Cinco de Mayo: 5 Ways to Use Mexican-Inspired Tile

3 min read

Cinco de Mayo: 5 Ways to Use Mexican-Inspired Tile - Architessa

The Kentucky Derby, Cinco de Mayo, Mother’s Day, and Memorial Day – May is never short on it’s share of holidays and celebrations. Because the percentage of people interested in horse-themed tile is slim and it’s hard to give your mother a bouquet of tile, let’s instead honor Cinco de Mayo with 5 ways to bring Mexican-inspired tile to your next project. When we celebrate Cinco de Mayo, it’s important to know the significance of the day: Mexico’s victory over the French in the Battle of Puebla. Now, modern day associates the fifth of May with Mexican-American culture. Tacos or huevos rancheros anyone? Looking at Mexican inspired tile can do the same; it started with tradition and has adapted to today’s trends.


Handmade Talavera Tile

You can’t think of Mexican tile without picturing colorful, hand-painted designs. Talavera tile, originally adapted from pottery, is a red clay-based tile with a white glaze. Deep, rich colors are then painted over the white. Authentic Talavera pottery and tile reign from Puebla, Mexico.
Photo Credit: Pinterest
To achieve a traditional Mexican look, consider using boldly colored tile in a large or small scale.
Professional Tip: It’s highly recommended to sample handmade tile before placing an order. The beauty in handmade or hand-painted tile is that the glaze and embellishments will vary in color. If a consistent look is what you’re after, look elsewhere.

Terra-cotta Tile
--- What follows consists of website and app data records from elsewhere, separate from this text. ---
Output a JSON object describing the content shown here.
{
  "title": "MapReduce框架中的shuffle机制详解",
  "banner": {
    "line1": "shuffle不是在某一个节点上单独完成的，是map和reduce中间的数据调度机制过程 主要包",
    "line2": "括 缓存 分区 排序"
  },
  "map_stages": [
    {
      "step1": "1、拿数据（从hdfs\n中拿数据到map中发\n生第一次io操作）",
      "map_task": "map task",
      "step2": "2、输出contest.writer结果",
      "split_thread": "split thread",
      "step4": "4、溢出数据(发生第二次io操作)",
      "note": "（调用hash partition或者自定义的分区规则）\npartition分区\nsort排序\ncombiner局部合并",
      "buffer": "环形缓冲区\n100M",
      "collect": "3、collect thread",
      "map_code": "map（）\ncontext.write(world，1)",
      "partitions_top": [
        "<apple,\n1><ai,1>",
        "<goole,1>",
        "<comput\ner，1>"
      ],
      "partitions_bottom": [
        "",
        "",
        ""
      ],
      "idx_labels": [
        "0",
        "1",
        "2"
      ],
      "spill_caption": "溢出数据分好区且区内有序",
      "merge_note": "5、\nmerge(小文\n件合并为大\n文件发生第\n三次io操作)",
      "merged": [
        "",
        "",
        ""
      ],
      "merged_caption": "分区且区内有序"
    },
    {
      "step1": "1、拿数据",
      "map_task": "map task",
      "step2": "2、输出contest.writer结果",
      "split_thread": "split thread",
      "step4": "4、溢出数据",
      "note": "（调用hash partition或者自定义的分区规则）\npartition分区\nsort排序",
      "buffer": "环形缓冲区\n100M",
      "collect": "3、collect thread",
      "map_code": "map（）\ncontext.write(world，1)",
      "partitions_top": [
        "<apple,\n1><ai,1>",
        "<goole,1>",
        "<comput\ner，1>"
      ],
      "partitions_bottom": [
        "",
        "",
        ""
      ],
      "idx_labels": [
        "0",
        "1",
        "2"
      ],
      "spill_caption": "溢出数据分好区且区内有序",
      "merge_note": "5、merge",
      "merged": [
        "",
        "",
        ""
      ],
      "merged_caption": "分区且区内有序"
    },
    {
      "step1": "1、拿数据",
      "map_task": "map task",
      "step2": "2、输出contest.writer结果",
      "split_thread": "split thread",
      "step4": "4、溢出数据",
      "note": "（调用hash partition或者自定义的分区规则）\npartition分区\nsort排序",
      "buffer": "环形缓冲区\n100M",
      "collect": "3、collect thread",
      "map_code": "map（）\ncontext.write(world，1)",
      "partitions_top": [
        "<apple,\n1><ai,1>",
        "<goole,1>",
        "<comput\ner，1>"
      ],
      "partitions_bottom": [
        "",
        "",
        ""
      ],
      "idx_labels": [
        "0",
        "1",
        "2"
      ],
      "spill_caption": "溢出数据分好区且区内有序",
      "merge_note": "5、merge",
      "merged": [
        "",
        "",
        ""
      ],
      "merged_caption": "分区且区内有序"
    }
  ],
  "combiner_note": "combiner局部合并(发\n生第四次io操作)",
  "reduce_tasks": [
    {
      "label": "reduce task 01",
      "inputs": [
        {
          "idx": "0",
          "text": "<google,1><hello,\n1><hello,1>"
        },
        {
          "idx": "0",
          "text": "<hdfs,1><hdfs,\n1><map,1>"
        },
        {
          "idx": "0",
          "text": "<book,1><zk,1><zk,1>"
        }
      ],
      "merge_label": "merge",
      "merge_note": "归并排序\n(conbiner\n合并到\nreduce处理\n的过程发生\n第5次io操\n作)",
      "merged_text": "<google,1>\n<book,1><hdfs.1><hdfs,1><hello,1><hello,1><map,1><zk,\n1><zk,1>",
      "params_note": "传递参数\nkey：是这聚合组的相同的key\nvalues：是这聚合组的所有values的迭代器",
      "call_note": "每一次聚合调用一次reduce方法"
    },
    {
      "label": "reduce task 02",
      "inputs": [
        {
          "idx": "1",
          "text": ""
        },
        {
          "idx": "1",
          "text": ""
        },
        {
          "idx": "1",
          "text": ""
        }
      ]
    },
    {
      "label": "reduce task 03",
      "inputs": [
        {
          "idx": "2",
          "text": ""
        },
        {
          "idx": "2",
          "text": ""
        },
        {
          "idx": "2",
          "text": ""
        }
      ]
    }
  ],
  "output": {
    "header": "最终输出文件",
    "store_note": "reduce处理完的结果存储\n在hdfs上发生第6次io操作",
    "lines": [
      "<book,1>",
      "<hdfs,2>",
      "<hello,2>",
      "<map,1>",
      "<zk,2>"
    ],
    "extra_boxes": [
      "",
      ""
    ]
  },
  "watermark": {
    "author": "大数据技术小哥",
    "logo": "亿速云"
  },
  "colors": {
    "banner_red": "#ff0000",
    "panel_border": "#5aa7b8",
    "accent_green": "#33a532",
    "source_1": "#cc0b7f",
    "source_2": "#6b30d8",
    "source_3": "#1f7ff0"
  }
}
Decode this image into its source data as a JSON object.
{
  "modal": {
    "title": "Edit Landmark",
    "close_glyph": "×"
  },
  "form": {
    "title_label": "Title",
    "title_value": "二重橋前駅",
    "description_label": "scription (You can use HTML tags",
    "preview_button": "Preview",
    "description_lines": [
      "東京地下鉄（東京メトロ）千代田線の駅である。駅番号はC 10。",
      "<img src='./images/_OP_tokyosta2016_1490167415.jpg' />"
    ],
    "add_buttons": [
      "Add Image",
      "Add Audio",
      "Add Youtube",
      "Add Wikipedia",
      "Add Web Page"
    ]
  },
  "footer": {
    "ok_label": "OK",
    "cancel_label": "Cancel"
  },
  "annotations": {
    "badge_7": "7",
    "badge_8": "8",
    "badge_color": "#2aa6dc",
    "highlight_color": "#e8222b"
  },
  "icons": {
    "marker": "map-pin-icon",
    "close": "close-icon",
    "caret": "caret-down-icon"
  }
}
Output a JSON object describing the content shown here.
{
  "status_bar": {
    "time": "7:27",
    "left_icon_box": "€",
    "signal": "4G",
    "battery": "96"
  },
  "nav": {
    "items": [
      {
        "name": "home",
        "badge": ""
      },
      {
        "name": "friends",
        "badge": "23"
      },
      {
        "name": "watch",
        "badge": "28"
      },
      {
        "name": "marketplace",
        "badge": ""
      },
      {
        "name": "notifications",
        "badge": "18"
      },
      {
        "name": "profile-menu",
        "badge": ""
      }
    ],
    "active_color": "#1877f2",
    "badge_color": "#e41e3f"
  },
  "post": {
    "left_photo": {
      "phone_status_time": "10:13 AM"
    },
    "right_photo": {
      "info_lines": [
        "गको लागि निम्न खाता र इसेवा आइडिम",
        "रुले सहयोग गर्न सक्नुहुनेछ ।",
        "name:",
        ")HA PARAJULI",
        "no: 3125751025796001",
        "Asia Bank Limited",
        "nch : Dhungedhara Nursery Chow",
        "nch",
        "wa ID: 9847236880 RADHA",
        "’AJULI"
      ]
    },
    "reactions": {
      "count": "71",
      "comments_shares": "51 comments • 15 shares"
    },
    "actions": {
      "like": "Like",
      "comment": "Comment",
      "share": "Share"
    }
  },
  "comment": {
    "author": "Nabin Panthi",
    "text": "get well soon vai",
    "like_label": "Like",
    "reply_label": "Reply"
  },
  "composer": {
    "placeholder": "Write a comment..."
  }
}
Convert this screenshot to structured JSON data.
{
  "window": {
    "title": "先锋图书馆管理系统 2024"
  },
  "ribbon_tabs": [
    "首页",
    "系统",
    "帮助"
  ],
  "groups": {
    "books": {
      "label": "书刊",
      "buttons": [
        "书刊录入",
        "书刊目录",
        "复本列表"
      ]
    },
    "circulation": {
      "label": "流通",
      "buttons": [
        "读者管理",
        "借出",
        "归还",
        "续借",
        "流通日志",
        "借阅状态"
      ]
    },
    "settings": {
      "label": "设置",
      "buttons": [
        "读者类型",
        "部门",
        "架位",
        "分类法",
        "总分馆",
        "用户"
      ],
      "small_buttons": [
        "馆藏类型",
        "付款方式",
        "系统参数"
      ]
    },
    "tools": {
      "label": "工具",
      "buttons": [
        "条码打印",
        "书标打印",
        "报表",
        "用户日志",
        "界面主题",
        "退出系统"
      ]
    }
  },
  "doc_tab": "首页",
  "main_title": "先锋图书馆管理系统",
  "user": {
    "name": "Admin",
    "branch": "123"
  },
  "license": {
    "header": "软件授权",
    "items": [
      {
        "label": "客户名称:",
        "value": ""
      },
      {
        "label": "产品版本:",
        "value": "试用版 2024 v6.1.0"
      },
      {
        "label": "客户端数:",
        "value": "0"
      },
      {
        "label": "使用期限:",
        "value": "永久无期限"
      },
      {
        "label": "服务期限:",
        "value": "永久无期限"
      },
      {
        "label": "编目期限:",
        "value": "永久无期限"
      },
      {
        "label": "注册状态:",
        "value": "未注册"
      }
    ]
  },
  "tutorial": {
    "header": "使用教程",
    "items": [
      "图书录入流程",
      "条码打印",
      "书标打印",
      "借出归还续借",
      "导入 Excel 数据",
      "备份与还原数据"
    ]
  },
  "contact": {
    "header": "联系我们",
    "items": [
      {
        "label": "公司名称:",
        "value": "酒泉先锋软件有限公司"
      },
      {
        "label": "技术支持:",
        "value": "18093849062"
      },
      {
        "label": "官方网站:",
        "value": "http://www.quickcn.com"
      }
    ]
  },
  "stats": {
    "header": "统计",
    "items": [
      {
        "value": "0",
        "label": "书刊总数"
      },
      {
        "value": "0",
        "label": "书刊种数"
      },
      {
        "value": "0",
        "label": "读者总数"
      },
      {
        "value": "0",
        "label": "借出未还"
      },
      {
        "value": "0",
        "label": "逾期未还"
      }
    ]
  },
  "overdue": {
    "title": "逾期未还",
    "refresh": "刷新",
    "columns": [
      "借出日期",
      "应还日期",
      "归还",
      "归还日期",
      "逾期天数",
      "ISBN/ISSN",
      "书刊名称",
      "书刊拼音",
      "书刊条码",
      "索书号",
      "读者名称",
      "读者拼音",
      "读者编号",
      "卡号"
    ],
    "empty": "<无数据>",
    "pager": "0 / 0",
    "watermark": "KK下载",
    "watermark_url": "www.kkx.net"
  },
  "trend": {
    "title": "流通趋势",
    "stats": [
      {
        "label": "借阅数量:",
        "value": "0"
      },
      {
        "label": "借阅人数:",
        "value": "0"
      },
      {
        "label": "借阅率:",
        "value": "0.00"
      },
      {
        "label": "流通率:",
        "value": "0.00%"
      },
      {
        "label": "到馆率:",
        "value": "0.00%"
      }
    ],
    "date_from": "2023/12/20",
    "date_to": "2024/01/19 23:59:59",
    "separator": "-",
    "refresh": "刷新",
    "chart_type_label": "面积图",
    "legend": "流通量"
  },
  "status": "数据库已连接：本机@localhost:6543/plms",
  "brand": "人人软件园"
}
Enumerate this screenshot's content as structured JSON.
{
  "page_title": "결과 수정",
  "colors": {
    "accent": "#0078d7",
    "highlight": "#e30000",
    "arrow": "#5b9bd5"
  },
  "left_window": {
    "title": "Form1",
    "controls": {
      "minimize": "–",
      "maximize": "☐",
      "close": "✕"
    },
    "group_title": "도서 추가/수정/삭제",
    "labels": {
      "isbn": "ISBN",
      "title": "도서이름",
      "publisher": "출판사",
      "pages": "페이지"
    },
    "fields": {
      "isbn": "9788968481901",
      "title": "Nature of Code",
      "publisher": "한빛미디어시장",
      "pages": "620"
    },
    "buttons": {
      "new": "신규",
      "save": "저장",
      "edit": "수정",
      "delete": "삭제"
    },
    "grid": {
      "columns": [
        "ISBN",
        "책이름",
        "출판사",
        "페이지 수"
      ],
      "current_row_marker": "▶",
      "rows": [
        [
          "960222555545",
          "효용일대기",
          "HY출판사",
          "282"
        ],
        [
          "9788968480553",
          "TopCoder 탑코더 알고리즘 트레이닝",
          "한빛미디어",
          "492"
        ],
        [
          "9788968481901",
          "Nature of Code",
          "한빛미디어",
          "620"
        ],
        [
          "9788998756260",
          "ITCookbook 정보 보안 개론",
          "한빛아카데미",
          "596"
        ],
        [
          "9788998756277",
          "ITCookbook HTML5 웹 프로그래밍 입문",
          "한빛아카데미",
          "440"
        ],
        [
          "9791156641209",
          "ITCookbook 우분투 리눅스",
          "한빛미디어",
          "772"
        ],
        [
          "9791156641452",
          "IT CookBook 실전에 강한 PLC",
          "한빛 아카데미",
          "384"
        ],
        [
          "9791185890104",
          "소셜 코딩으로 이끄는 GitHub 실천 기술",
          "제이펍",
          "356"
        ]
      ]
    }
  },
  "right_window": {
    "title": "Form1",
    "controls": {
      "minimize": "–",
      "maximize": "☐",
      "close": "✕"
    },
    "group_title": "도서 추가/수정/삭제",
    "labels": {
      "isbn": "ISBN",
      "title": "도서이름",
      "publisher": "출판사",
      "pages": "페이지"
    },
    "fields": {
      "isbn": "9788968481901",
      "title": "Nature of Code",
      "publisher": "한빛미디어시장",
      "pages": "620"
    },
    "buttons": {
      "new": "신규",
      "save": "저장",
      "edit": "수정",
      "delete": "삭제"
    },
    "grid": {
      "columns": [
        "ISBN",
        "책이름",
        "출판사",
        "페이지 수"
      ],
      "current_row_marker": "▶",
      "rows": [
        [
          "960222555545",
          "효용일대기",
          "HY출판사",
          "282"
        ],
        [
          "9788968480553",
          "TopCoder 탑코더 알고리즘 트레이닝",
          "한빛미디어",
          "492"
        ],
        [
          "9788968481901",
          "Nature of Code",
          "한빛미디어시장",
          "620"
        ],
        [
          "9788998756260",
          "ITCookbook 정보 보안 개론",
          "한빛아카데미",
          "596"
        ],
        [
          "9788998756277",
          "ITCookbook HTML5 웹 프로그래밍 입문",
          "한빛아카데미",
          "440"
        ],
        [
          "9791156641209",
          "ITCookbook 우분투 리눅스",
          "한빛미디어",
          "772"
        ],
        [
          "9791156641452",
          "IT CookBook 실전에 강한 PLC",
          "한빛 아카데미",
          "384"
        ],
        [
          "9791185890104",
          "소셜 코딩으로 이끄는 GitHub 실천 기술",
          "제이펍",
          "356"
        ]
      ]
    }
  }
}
Saltillo tile, named for the region it’s from, is Mexico’s most well known type of Terra-cotta tile. Unlike its Talavera counterpart, Terra-cotta tile is unglazed and highly porous. Before making its way to Mexico, the Romans used Terra-cotta or fired red-clay vessels to carry water throughout their ancient baths. The Spanish used and still use Terra-cotta tile to clad their roofs.
Pictured: Architessa's Product Line: Walker Zanger, Series: Spanish Cotto

Today, homeowners and designers are crushing over Terra-cotta’s usage as a popular flooring material.


Decorative Details

Using Talavera and Terra-cotta tile together is a great way to achieve an authentic Mexican look. If a busy pattern overall is too much for your taste, use a neutral field tile with pops of bold color instead.
Photo Credit: Pinterest

Here, Terra-cotta tile makes up most of the design, but the corners are clipped to insert colorful accents of Talavera tile.


Unexpected Applications

Have fun with how you use Mexican-inspired tile. It’s not just for borders anymore, and can make a big statement. 

Here are just a few unconventional ideas:

Photo Credit: Pinterest

Talavera hand-painted tile, used on the risers of a staircase, adds instant drama.


Photo Credit: Pinterest
A painted sink basin can take your powder room from bland to bold. Here, the sink is used in combination with Terra-cotta tile on the counter top, and Talavera square tiles as a backsplash.
Photo Credit: Pinterest

Shut the front door. This bold trim around the door really sets the tone for what may be behind it. When you greet guests this way, they can't help but smile.


A Modern Interpretation

Want a more modern take on the red-clay classic? Try a more muted palette. You don’t have to use an obvious choice like Talavera tile to achieve a Mexican-inspired style.
Photo Credit: Bob Narod, featured in Home & Design Magazine July/August 2016
Chevy Chase, Maryland-based interior designer, Sarah Turner, of Jennifer Gilmer Kitchen & Bath, Ltd., opted for a more subtle backsplash color for her client’s project. Here, a less literal usage of tile, purchased from AC of course, still honors the geometric and floral patterns seen in traditional Mexican imagery.
NKBA Award Winner: 2nd place in Medium Kitchen category, featured in Home & Design Magazine's July/August 2016 issue
Architessa's own Rockville Assistant Manager and Lead designer, Ginnie Schielke, collaborated with Turner to develop the sophisticated backplash. The tile comes from our Walker Zanger product line, where the Duquesa series offered the perfect pale blue to act as a monochromatic compliment to the kitchen island.
Photo Credit: Bob Narod, featured in Home & Design Magazine July/August 2016

The kitchen island stands boldly against the white and neutral backdrop, energizing the space with a deep blue hue. The floor, while hardwood and not tile, still references the warm tones to that of Terra-cotta tile. Whether making mole or carnitas, this kitchen brings Mexican style into the 21st century.

Request a Sample